STEPHEN SPAZ SCHNEE: Your self-titled album is about to be released. How are you feeling about the journey to make this album and the reaction to it so far?
ROBYN HITCHCOCK: Well, the people that normally like my records like this one, so far. And that’s it really – if you like this one, you’ll probably like the others. If not, I’m not your flavor. That’s why the record is simply my name. The journey? Well it was the lucky coincidence of my moving to Nashville at the same point that Brendan Benson was getting in touch, asking if I’d like to come and record with him there.
SINCERELY, FUTURE POLLUTION
STEPHEN SPAZ SCHNEE: SINCERELY, FUTURE POLLUTION is about to be released.

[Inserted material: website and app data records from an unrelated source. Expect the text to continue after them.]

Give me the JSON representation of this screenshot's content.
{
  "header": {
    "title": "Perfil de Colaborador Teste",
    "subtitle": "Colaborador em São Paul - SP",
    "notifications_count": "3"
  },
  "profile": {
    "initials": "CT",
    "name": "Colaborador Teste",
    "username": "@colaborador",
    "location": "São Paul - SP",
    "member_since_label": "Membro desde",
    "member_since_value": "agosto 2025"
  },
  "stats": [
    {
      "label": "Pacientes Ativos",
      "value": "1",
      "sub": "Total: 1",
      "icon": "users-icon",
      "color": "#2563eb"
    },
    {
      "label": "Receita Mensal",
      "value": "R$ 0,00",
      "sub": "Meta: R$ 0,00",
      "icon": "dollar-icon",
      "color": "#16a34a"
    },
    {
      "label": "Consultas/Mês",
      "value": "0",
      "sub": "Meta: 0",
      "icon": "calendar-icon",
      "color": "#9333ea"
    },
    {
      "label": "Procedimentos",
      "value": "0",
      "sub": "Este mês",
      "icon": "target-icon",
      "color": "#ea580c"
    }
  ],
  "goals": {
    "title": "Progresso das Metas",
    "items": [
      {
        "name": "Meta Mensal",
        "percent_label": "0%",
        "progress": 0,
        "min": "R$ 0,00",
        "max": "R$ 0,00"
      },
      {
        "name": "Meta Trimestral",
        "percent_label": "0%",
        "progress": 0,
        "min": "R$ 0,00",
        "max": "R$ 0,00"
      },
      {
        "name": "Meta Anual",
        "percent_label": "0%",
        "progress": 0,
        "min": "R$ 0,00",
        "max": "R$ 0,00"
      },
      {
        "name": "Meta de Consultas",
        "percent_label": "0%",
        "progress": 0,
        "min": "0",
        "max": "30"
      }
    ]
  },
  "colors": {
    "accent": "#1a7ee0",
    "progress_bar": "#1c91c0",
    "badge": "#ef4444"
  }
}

How are you feeling about the album and the reaction you’ve had to it so far?
TAYLOR KIRK: I’m extremely proud of the recording. I feel it’s without a doubt the best effort yet. Reactions are encouraging.
Like any genre, Punk was never about just one ‘thing’ – it was a movement made up of many moving parts. Behind the torn jeans, mohawks, leather jackets and missing teeth (thanks, mosh pits), Punk was first and foremost about the music. Initially, a reaction against the overblown pomp of Progressive Rock and Disco (and any other musical movement that the Punk kids deemed pretentious and worthy of a kick in the gonads), Punk became the most influential movement in Rock history since Elvis had his crown stolen by The Beatles in 1964. In 1976, Punk Rock scared people. However, it wasn’t meant to destroy and move on – Punk was about taking Rock back to ground zero and rebuilding it from the ground up. Punk stole the blueprint from Chuck Berry’s safe and brought Rock ‘n’ Roll back to its basic foundation. Sex Pistols was the first band to gain international notoriety, but the whole of England was soon swarming with equally important bands like The Clash, Buzzcocks, The Jam, The Damned, et al. It was a beautiful thing. These bands knew how to write a cracking tune and that is why they are still remembered 40 years after Punk broke wide open.